Top of Material provided

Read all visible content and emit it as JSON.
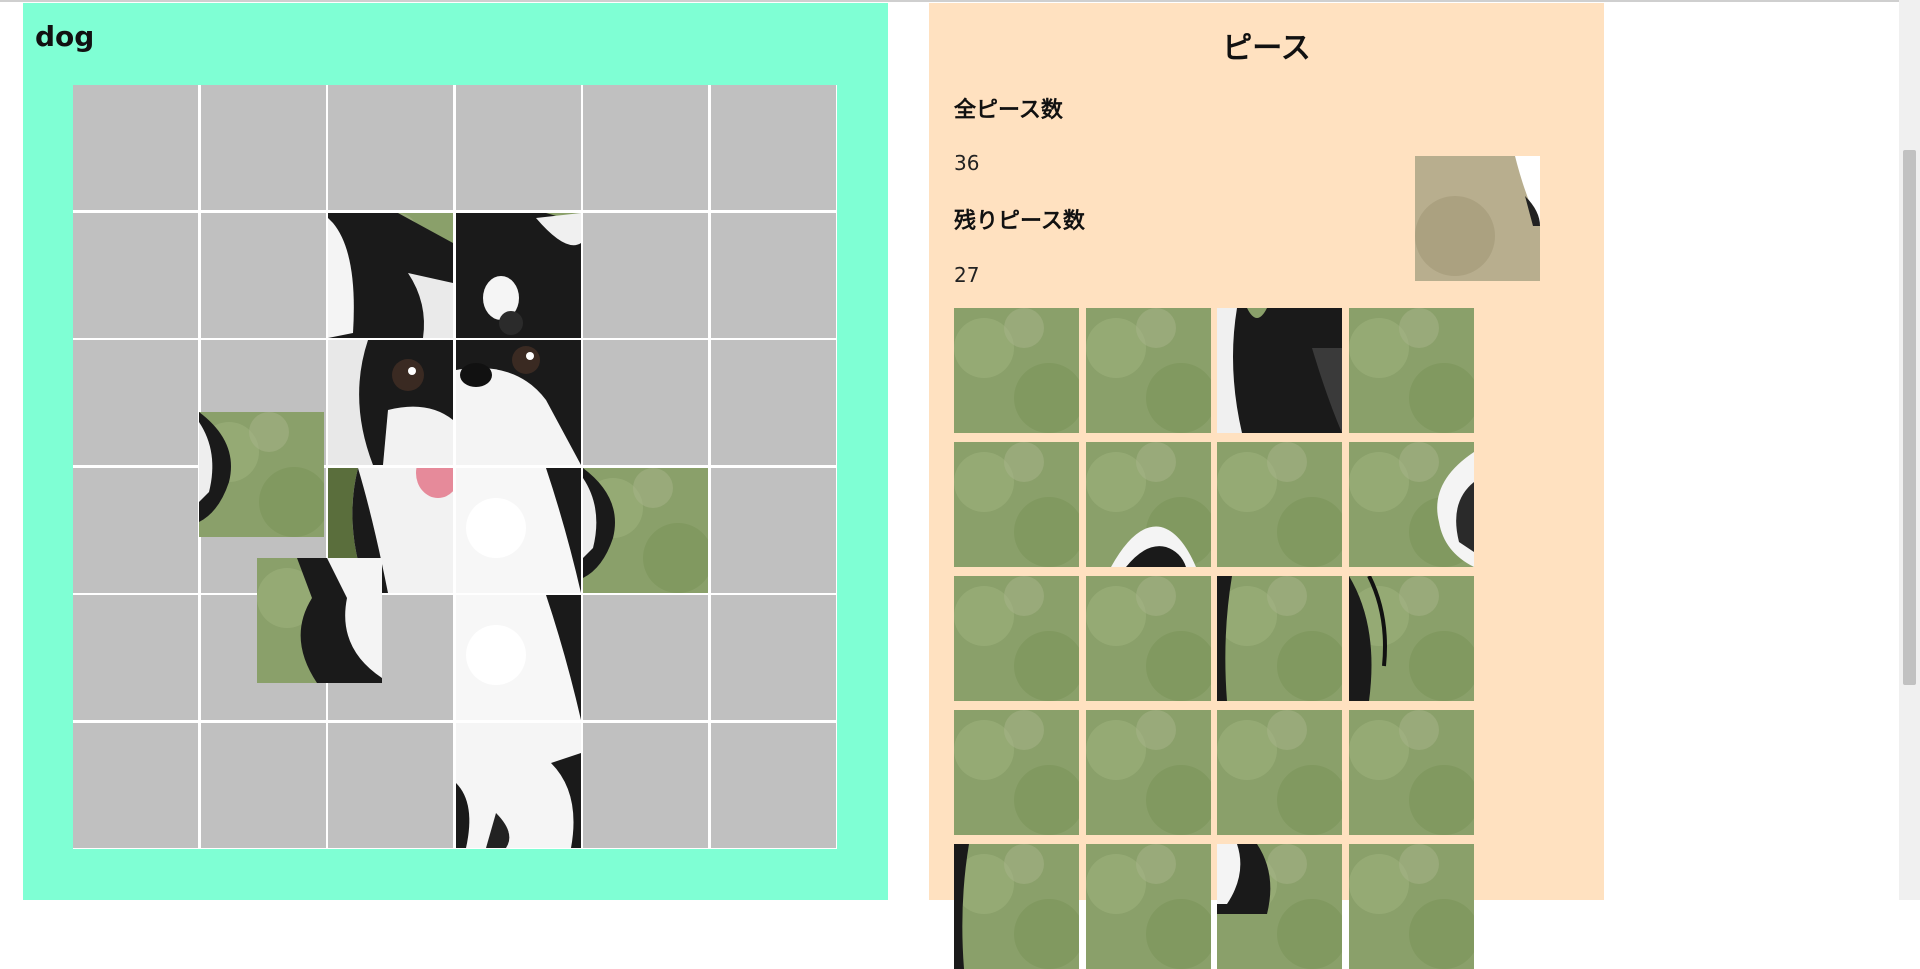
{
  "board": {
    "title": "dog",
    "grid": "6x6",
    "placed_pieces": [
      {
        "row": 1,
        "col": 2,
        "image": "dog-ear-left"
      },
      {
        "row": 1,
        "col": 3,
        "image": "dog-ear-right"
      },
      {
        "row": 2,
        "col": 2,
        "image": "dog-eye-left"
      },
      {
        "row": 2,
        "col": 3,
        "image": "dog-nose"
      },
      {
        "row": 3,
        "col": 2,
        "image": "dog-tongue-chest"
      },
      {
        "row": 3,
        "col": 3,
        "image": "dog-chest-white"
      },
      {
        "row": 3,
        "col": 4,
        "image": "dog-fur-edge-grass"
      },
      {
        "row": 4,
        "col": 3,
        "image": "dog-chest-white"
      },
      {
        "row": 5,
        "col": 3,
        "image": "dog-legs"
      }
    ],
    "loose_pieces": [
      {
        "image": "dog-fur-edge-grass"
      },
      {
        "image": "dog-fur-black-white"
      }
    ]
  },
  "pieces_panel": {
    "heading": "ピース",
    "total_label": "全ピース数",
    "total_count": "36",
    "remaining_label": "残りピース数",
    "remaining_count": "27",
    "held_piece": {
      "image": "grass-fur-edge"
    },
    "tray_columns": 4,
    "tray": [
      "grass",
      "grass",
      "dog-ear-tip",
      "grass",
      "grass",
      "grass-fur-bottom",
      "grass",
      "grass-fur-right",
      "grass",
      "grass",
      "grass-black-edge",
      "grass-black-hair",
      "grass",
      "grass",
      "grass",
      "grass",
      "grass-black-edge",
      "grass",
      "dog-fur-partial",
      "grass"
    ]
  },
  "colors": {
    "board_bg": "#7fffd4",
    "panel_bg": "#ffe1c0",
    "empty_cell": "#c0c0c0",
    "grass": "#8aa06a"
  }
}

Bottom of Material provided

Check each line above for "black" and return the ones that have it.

● **Your solution**:
        "image": "dog-fur-black-white"
      "grass-black-edge",
      "grass-black-hair",
      "grass-black-edge",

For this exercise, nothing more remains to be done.